pino at anchor in the south of ratz harbor

The wind kept us in good alignment, it seemed like a fine place to spend the night. So confident we were that Devine even put the dinghy in the water and went ashore to explore. Devine found old bullet casings(winchester .243) while walking ashore, but was disappointed to find that this spot wasn't very wild at all, a road lay nearby.

pino at anchor in the south of ratz harbor

Devine returned aboard, we worked on our respective projects until... until we noticed that our position at anchor had changed. The anchor was still buried in the mud where we had dropped it, that wasn't the problem, but we had swung around and now were facing toward the opening to the bay. Also, we could feel Pino bouncing lightly with wind waves... something was happening. We went outside and saw that the wind was coming in from the opening, the wind had decided to switch to the north. We hoisted the dinghy back on deck, as we did this the wind began to increase... putting us stern to shore. Our anchor was set well, but we were afraid that the weather would increase.
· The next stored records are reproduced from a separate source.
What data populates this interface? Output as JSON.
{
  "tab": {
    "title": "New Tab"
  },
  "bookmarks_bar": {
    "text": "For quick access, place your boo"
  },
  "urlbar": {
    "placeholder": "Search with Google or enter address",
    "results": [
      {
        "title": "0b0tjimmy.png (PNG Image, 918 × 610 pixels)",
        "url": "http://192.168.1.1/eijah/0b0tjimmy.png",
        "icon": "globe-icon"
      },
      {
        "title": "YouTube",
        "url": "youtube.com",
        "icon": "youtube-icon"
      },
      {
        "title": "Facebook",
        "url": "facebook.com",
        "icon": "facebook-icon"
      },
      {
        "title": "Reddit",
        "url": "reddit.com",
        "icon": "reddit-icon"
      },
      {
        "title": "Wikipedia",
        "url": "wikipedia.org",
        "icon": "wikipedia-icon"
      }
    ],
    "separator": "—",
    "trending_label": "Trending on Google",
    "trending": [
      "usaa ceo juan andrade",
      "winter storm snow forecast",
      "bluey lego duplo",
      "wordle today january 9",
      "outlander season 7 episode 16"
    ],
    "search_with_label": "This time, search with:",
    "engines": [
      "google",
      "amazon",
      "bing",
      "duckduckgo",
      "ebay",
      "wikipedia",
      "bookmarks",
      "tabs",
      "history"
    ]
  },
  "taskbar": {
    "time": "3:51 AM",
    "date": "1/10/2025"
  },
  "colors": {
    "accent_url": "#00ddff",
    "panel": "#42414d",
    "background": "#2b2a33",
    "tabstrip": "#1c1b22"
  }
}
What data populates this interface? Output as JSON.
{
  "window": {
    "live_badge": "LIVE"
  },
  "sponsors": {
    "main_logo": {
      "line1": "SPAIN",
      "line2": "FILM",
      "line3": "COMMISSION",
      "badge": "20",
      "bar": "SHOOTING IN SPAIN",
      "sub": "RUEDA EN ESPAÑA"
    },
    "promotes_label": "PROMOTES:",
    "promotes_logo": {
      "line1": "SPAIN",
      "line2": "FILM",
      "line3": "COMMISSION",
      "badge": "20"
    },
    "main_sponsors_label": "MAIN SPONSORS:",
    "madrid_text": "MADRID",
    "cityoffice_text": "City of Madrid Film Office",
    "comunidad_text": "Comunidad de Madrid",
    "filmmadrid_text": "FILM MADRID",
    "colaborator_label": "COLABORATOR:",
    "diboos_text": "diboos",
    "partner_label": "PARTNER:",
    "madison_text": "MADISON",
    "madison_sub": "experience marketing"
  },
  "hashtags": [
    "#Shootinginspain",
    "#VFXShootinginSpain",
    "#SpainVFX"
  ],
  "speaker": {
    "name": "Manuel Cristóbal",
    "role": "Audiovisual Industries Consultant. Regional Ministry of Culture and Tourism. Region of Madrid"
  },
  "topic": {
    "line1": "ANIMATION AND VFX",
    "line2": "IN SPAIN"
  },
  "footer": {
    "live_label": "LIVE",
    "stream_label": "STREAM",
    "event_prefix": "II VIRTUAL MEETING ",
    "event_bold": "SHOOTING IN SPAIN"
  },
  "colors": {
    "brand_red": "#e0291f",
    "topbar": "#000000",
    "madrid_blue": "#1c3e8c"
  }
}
We began lifting the anchor, with plans to leave this accursed bay, but our fear were realized because the weather did increase. Retrieving a 15 kg(33 lbs) anchor along with 100 ft of chain and 100 ft of rope rode, is not easy in conditions like this. We don't have a windlass aboard, to find out how we retrieved the anchor without one, see no windlass, we describe the process at length.

Once the anchor was out, Rek finished pulling the remaining 50 feet up by hand. It's not a short process, and it is quite hard on the body, but it is possible, we secured the anchor and got the fuck out the anchorage.

We knew we could anchor in the northern portion, but we weren't sure if the wind was going to stay in that direction, we didn't want to have to do another emergency anchor rode hauling again... not so soon. Because the wind was coming out of the north, and that the tide was running south, we decided it best to return to Snug Cove, even if it meant losing 15 NM of progress.

Ratz Harbor might be a fine place to stop if you understand the weather of the area well, but if you're new to the area, like us, and that the weather isn't completely calm, skip it and save yourself some pain. The holding was good in the southern portion of the bay, even if the water is deep. We are glad we decided to leave, because the wind stayed in the north all night, and again the same day(even if the forecast called for south winds on that day too...).